There are a few extra steps, in addition to planning what children wear, that can contribute to a smooth rainy, splashy day.
Have Children Wear Their Gear at Drop-off– Getting out the door in the morning can be a challenge, for so many valid reasons. It makes it easier to step (or splash) right into play and to stay dry if a child is wearing their layers, warm socks, and rain gear when they arrive on site. It helps them keep their dry clothes dry and makes for a smooth transition into play. Many Forest School programs have limited access to indoor spaces and going in to get changed can be complicated or not possible. Being dressed and ready to go on arrival helps set the stage for a great day. (Some families have children partway ready for the drive to site, then finish in the car when they arrive.)
The call to play in the water is strong!
Send Extra Everything– We’re going to get wet. We’re out playing in the water all day, after all! Some programs in schools, community centres or childcares have access to dryers, so taking a break, then reusing dried gear is a possibility. For programs that don’t have this option, sending extra clothes is the way to get dry. We often recommend sending 2 full changes of clothing, including underwear and socks, as well as some kind of waterproof bag (grocery bags are fine) to put all the wet stuff into once changed. We know most families won’t have extra rain suits and boots, and that’s completely understandable. If you do have them, it makes sense to send them in!
We ask that families send a child’s lunch and water bottle in one sized-to-their-child backpack that their child can carry, and all of the extra gear in another bag- that helps us keep it organized and sorted. (Name tags on everything really help, too.)
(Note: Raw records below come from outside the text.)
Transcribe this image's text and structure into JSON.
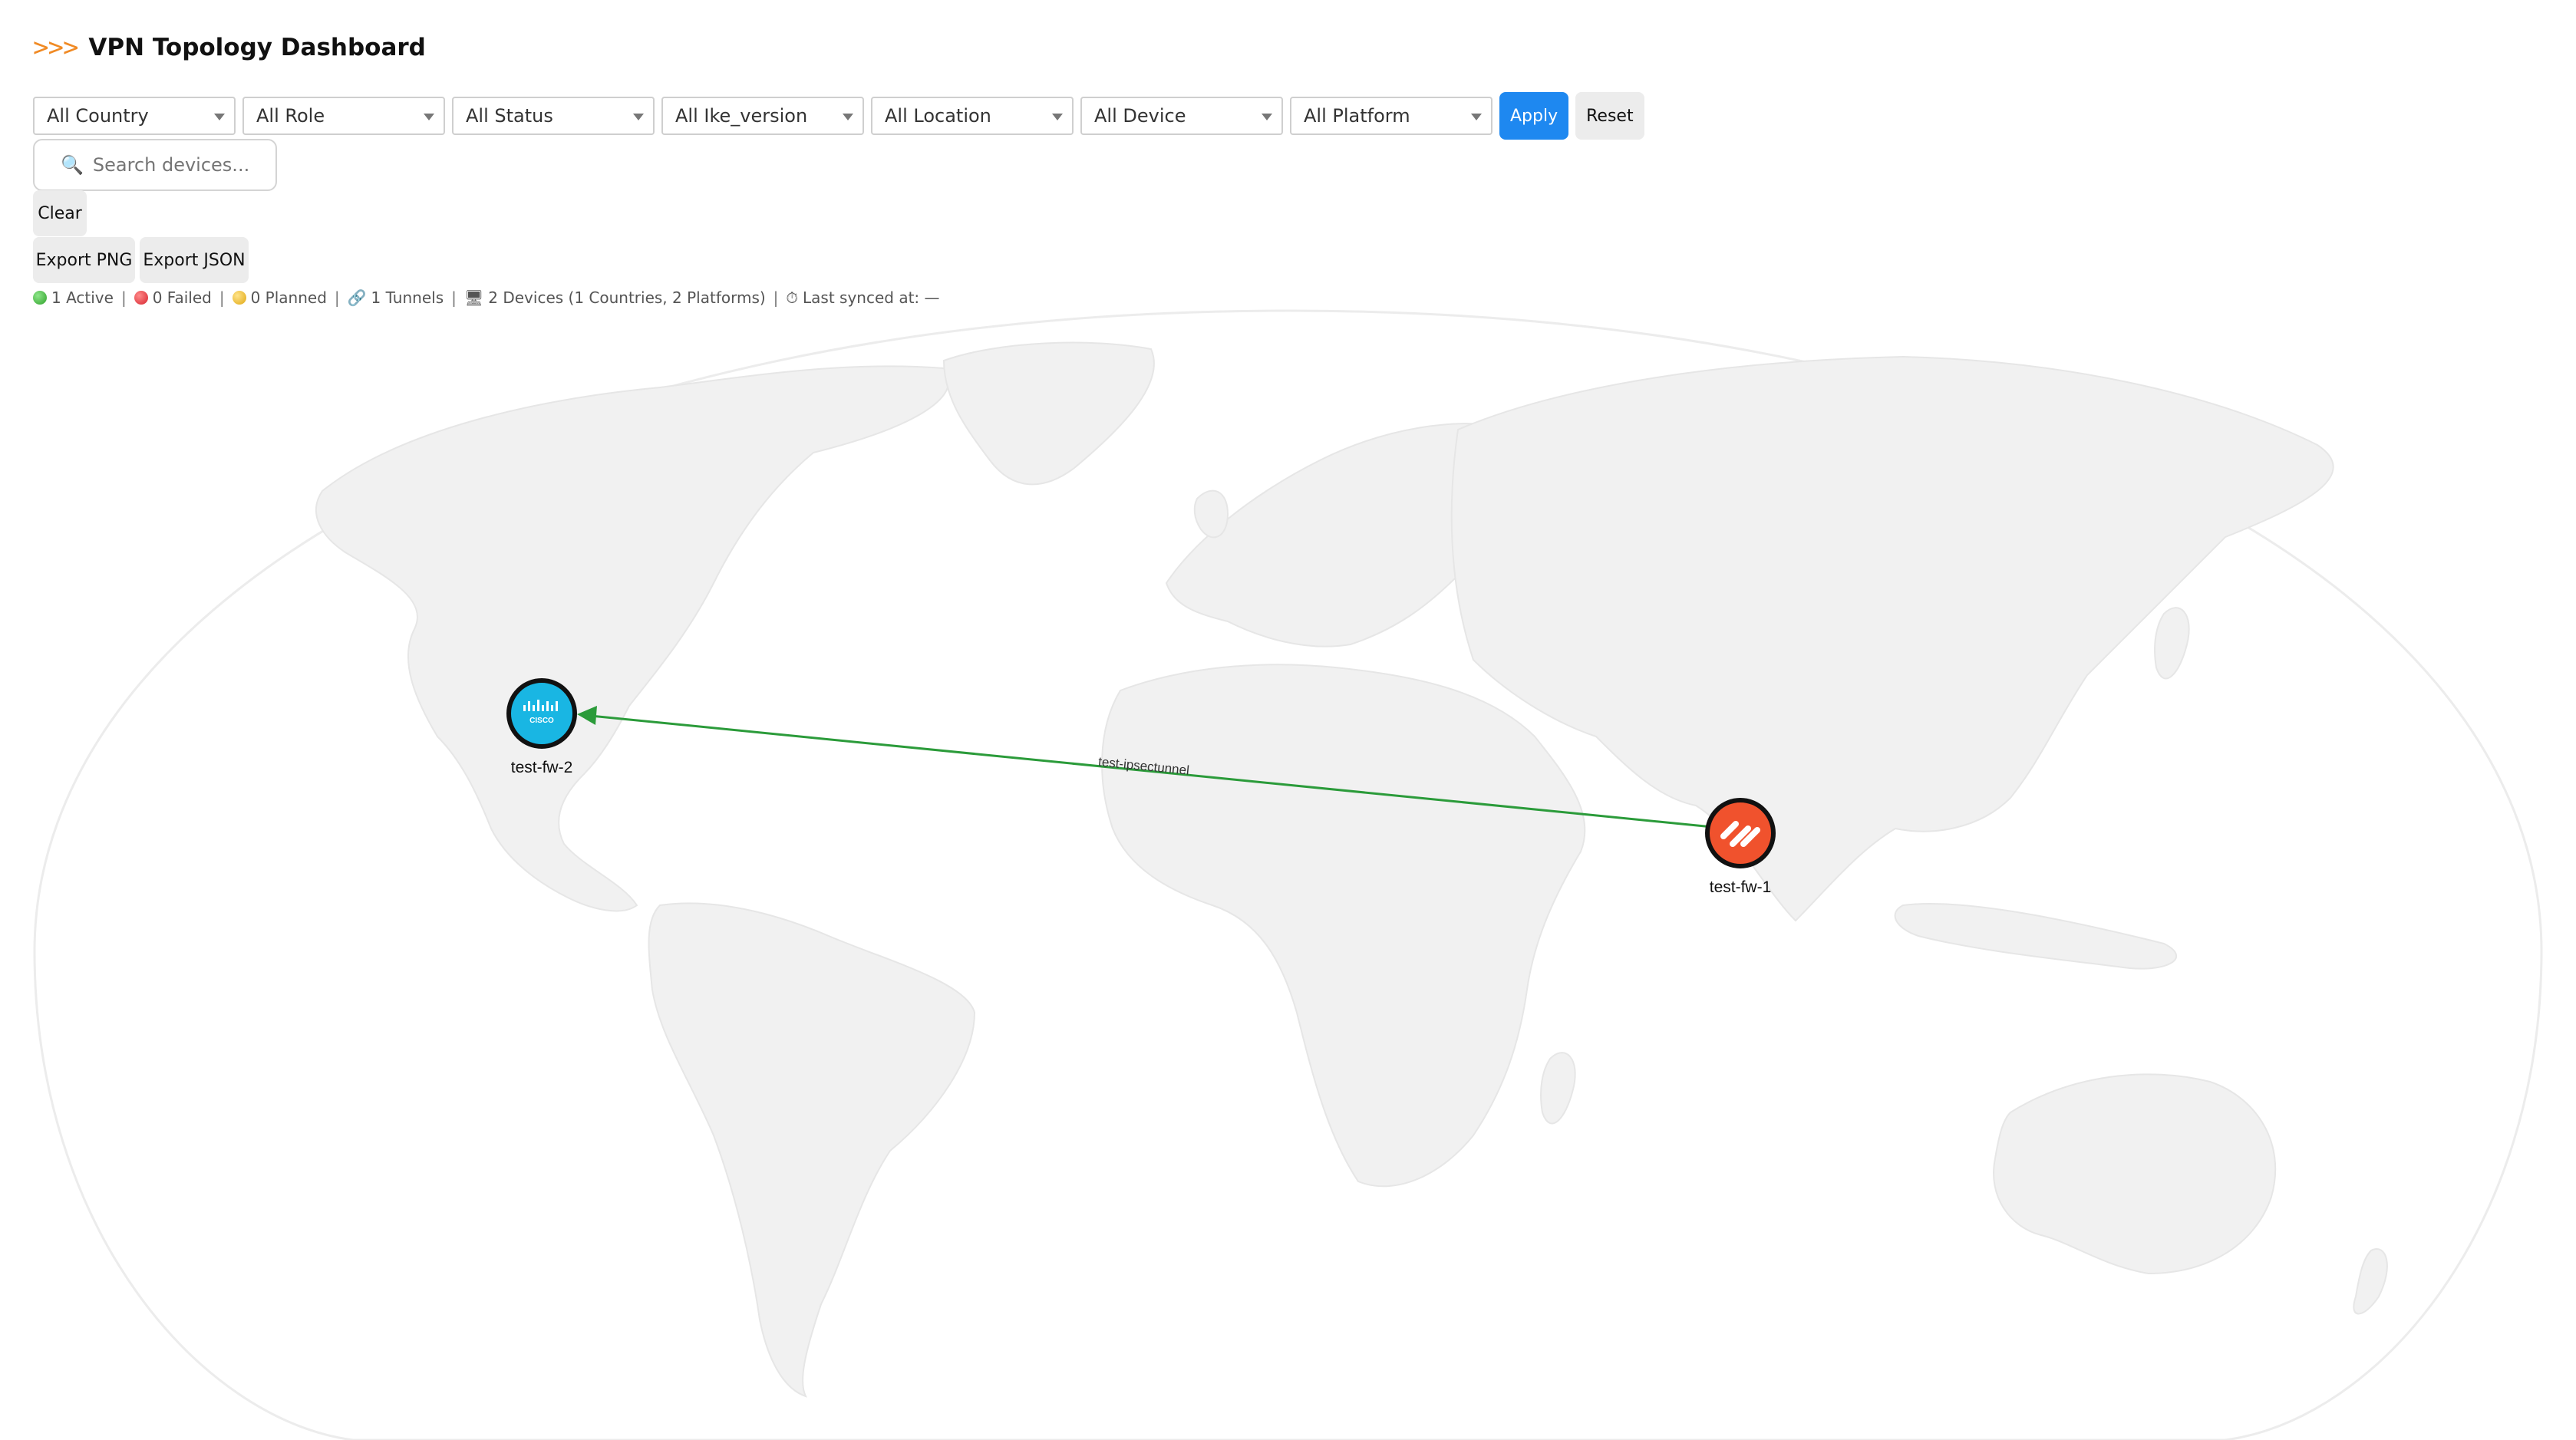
{
  "header": {
    "chevrons": ">>>",
    "title": "VPN Topology Dashboard"
  },
  "filters": {
    "selects": [
      {
        "label": "All Country"
      },
      {
        "label": "All Role"
      },
      {
        "label": "All Status"
      },
      {
        "label": "All Ike_version"
      },
      {
        "label": "All Location"
      },
      {
        "label": "All Device"
      },
      {
        "label": "All Platform"
      }
    ],
    "apply_label": "Apply",
    "reset_label": "Reset"
  },
  "search": {
    "placeholder": "Search devices...",
    "icon": "magnifier-icon",
    "clear_label": "Clear"
  },
  "export": {
    "png_label": "Export PNG",
    "json_label": "Export JSON"
  },
  "status": {
    "active": "1 Active",
    "failed": "0 Failed",
    "planned": "0 Planned",
    "tunnels": "1 Tunnels",
    "devices": "2 Devices (1 Countries, 2 Platforms)",
    "last_synced": "Last synced at: —",
    "colors": {
      "active": "#2fa12a",
      "failed": "#d6242e",
      "planned": "#e0a712"
    }
  },
  "topology": {
    "nodes": [
      {
        "id": "test-fw-2",
        "label": "test-fw-2",
        "platform": "cisco",
        "logo_text": "CISCO",
        "color": "#19b6e3"
      },
      {
        "id": "test-fw-1",
        "label": "test-fw-1",
        "platform": "paloalto",
        "color": "#f0522d"
      }
    ],
    "edges": [
      {
        "from": "test-fw-1",
        "to": "test-fw-2",
        "label": "test-ipsectunnel",
        "status": "active",
        "color": "#2b9b3a"
      }
    ]
  }
}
Hats– Sun hat, rain hat, beach hat, baseball hat- the only 2 factors that really matter when choosing the hat for a rainy forest school day is that it has a brim and that your child will actually wear it. (In my experience most children will keep a hat on in the rain. We always strongly recommend it because it will help keep the rain out of their eyes, and if a child chooses not to wear it, that’s fine.)
Keeping mitts dry by poking the puddle with a stick instead of with hands.
Mitts or Gloves– Mitts are tough on a puddly day- children wear them because they’re cozy, and while some children will strive to keep them out of the water, others will dunk them into the mud immediately. Each family can decide for themselves if they make sense. Once the temperature gets between 0-10 degrees and it’s raining, waterproof or water-resistant mitts can make a lot of sense.
Lots of Food– Whether or not we actually do burn more calories trying to stay warm and dry, we certainly seem to get hungrier on rainy days. Some families send a thermos with warm noodles or soup which helps their children to feel a bit cozier when they’re eating. Some children (like mine!) aren’t really interested in that kind of lunch, but definitely do appreciate a couple of extra snacks. It’s always better to have a bit too much food packed than not quite enough.
A rainy day is as good as any other to take a break to swing in a hammock.
With practice and experience, each family will find the system that works best for them to help support their children to stay warm and dry on wet autumn days. I wish you luck sorting it out. Hopefully there will be plenty of wet days for you to be able to fine-tune your approach!